[Items from an interface collection]
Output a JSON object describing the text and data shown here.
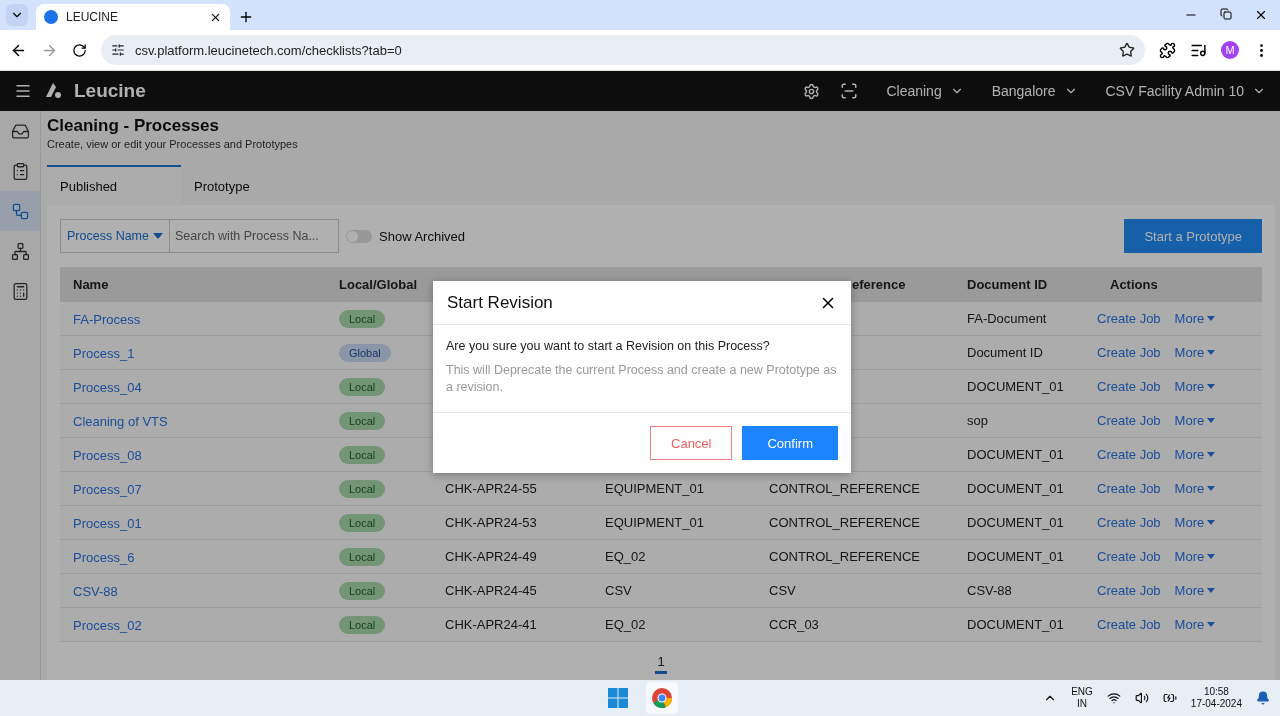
{
  "browser": {
    "tab_title": "LEUCINE",
    "url": "csv.platform.leucinetech.com/checklists?tab=0",
    "profile_initial": "M"
  },
  "app": {
    "logo": "Leucine",
    "menus": [
      {
        "label": "Cleaning"
      },
      {
        "label": "Bangalore"
      },
      {
        "label": "CSV Facility Admin 10"
      }
    ]
  },
  "sidebar": {
    "items": [
      {
        "kind": "inbox",
        "selected": false
      },
      {
        "kind": "checklist",
        "selected": false
      },
      {
        "kind": "process",
        "selected": true
      },
      {
        "kind": "hierarchy",
        "selected": false
      },
      {
        "kind": "report",
        "selected": false
      }
    ]
  },
  "page": {
    "title": "Cleaning - Processes",
    "subtitle": "Create, view or edit your Processes and Prototypes"
  },
  "tabs": [
    {
      "label": "Published",
      "selected": true
    },
    {
      "label": "Prototype",
      "selected": false
    }
  ],
  "toolbar": {
    "filter": "Process Name",
    "search_placeholder": "Search with Process Na...",
    "toggle": {
      "label": "Show Archived",
      "on": false
    },
    "button": "Start a Prototype"
  },
  "table": {
    "columns": [
      "Name",
      "Local/Global",
      "eference",
      "Document ID",
      "Actions"
    ],
    "rows": [
      {
        "name": "FA-Process",
        "scope": {
          "label": "Local",
          "kind": "local"
        },
        "document_id": "FA-Document",
        "actions": [
          "Create Job",
          "More"
        ]
      },
      {
        "name": "Process_1",
        "scope": {
          "label": "Global",
          "kind": "global"
        },
        "document_id": "Document ID",
        "actions": [
          "Create Job",
          "More"
        ]
      },
      {
        "name": "Process_04",
        "scope": {
          "label": "Local",
          "kind": "local"
        },
        "document_id": "DOCUMENT_01",
        "actions": [
          "Create Job",
          "More"
        ]
      },
      {
        "name": "Cleaning of VTS",
        "scope": {
          "label": "Local",
          "kind": "local"
        },
        "document_id": "sop",
        "actions": [
          "Create Job",
          "More"
        ]
      },
      {
        "name": "Process_08",
        "scope": {
          "label": "Local",
          "kind": "local"
        },
        "document_id": "DOCUMENT_01",
        "actions": [
          "Create Job",
          "More"
        ]
      },
      {
        "name": "Process_07",
        "scope": {
          "label": "Local",
          "kind": "local"
        },
        "code": "CHK-APR24-55",
        "equipment": "EQUIPMENT_01",
        "reference": "CONTROL_REFERENCE",
        "document_id": "DOCUMENT_01",
        "actions": [
          "Create Job",
          "More"
        ]
      },
      {
        "name": "Process_01",
        "scope": {
          "label": "Local",
          "kind": "local"
        },
        "code": "CHK-APR24-53",
        "equipment": "EQUIPMENT_01",
        "reference": "CONTROL_REFERENCE",
        "document_id": "DOCUMENT_01",
        "actions": [
          "Create Job",
          "More"
        ]
      },
      {
        "name": "Process_6",
        "scope": {
          "label": "Local",
          "kind": "local"
        },
        "code": "CHK-APR24-49",
        "equipment": "EQ_02",
        "reference": "CONTROL_REFERENCE",
        "document_id": "DOCUMENT_01",
        "actions": [
          "Create Job",
          "More"
        ]
      },
      {
        "name": "CSV-88",
        "scope": {
          "label": "Local",
          "kind": "local"
        },
        "code": "CHK-APR24-45",
        "equipment": "CSV",
        "reference": "CSV",
        "document_id": "CSV-88",
        "actions": [
          "Create Job",
          "More"
        ]
      },
      {
        "name": "Process_02",
        "scope": {
          "label": "Local",
          "kind": "local"
        },
        "code": "CHK-APR24-41",
        "equipment": "EQ_02",
        "reference": "CCR_03",
        "document_id": "DOCUMENT_01",
        "actions": [
          "Create Job",
          "More"
        ]
      }
    ]
  },
  "pagination": [
    {
      "label": "1",
      "selected": true
    }
  ],
  "modal": {
    "title": "Start Revision",
    "question": "Are you sure you want to start a Revision on this Process?",
    "note": "This will Deprecate the current Process and create a new Prototype as a revision.",
    "buttons": [
      {
        "label": "Cancel",
        "kind": "secondary"
      },
      {
        "label": "Confirm",
        "kind": "primary"
      }
    ]
  },
  "taskbar": {
    "language": "ENG",
    "region": "IN",
    "time": "10:58",
    "date": "17-04-2024"
  }
}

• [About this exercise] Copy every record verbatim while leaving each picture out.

• [Task answer]
Output a JSON object describing the text and data shown here.
{
  "browser": {
    "tab_title": "LEUCINE",
    "url": "csv.platform.leucinetech.com/checklists?tab=0",
    "profile_initial": "M"
  },
  "app": {
    "logo": "Leucine",
    "menus": [
      {
        "label": "Cleaning"
      },
      {
        "label": "Bangalore"
      },
      {
        "label": "CSV Facility Admin 10"
      }
    ]
  },
  "sidebar": {
    "items": [
      {
        "kind": "inbox",
        "selected": false
      },
      {
        "kind": "checklist",
        "selected": false
      },
      {
        "kind": "process",
        "selected": true
      },
      {
        "kind": "hierarchy",
        "selected": false
      },
      {
        "kind": "report",
        "selected": false
      }
    ]
  },
  "page": {
    "title": "Cleaning - Processes",
    "subtitle": "Create, view or edit your Processes and Prototypes"
  },
  "tabs": [
    {
      "label": "Published",
      "selected": true
    },
    {
      "label": "Prototype",
      "selected": false
    }
  ],
  "toolbar": {
    "filter": "Process Name",
    "search_placeholder": "Search with Process Na...",
    "toggle": {
      "label": "Show Archived",
      "on": false
    },
    "button": "Start a Prototype"
  },
  "table": {
    "columns": [
      "Name",
      "Local/Global",
      "eference",
      "Document ID",
      "Actions"
    ],
    "rows": [
      {
        "name": "FA-Process",
        "scope": {
          "label": "Local",
          "kind": "local"
        },
        "document_id": "FA-Document",
        "actions": [
          "Create Job",
          "More"
        ]
      },
      {
        "name": "Process_1",
        "scope": {
          "label": "Global",
          "kind": "global"
        },
        "document_id": "Document ID",
        "actions": [
          "Create Job",
          "More"
        ]
      },
      {
        "name": "Process_04",
        "scope": {
          "label": "Local",
          "kind": "local"
        },
        "document_id": "DOCUMENT_01",
        "actions": [
          "Create Job",
          "More"
        ]
      },
      {
        "name": "Cleaning of VTS",
        "scope": {
          "label": "Local",
          "kind": "local"
        },
        "document_id": "sop",
        "actions": [
          "Create Job",
          "More"
        ]
      },
      {
        "name": "Process_08",
        "scope": {
          "label": "Local",
          "kind": "local"
        },
        "document_id": "DOCUMENT_01",
        "actions": [
          "Create Job",
          "More"
        ]
      },
      {
        "name": "Process_07",
        "scope": {
          "label": "Local",
          "kind": "local"
        },
        "code": "CHK-APR24-55",
        "equipment": "EQUIPMENT_01",
        "reference": "CONTROL_REFERENCE",
        "document_id": "DOCUMENT_01",
        "actions": [
          "Create Job",
          "More"
        ]
      },
      {
        "name": "Process_01",
        "scope": {
          "label": "Local",
          "kind": "local"
        },
        "code": "CHK-APR24-53",
        "equipment": "EQUIPMENT_01",
        "reference": "CONTROL_REFERENCE",
        "document_id": "DOCUMENT_01",
        "actions": [
          "Create Job",
          "More"
        ]
      },
      {
        "name": "Process_6",
        "scope": {
          "label": "Local",
          "kind": "local"
        },
        "code": "CHK-APR24-49",
        "equipment": "EQ_02",
        "reference": "CONTROL_REFERENCE",
        "document_id": "DOCUMENT_01",
        "actions": [
          "Create Job",
          "More"
        ]
      },
      {
        "name": "CSV-88",
        "scope": {
          "label": "Local",
          "kind": "local"
        },
        "code": "CHK-APR24-45",
        "equipment": "CSV",
        "reference": "CSV",
        "document_id": "CSV-88",
        "actions": [
          "Create Job",
          "More"
        ]
      },
      {
        "name": "Process_02",
        "scope": {
          "label": "Local",
          "kind": "local"
        },
        "code": "CHK-APR24-41",
        "equipment": "EQ_02",
        "reference": "CCR_03",
        "document_id": "DOCUMENT_01",
        "actions": [
          "Create Job",
          "More"
        ]
      }
    ]
  },
  "pagination": [
    {
      "label": "1",
      "selected": true
    }
  ],
  "modal": {
    "title": "Start Revision",
    "question": "Are you sure you want to start a Revision on this Process?",
    "note": "This will Deprecate the current Process and create a new Prototype as a revision.",
    "buttons": [
      {
        "label": "Cancel",
        "kind": "secondary"
      },
      {
        "label": "Confirm",
        "kind": "primary"
      }
    ]
  },
  "taskbar": {
    "language": "ENG",
    "region": "IN",
    "time": "10:58",
    "date": "17-04-2024"
  }
}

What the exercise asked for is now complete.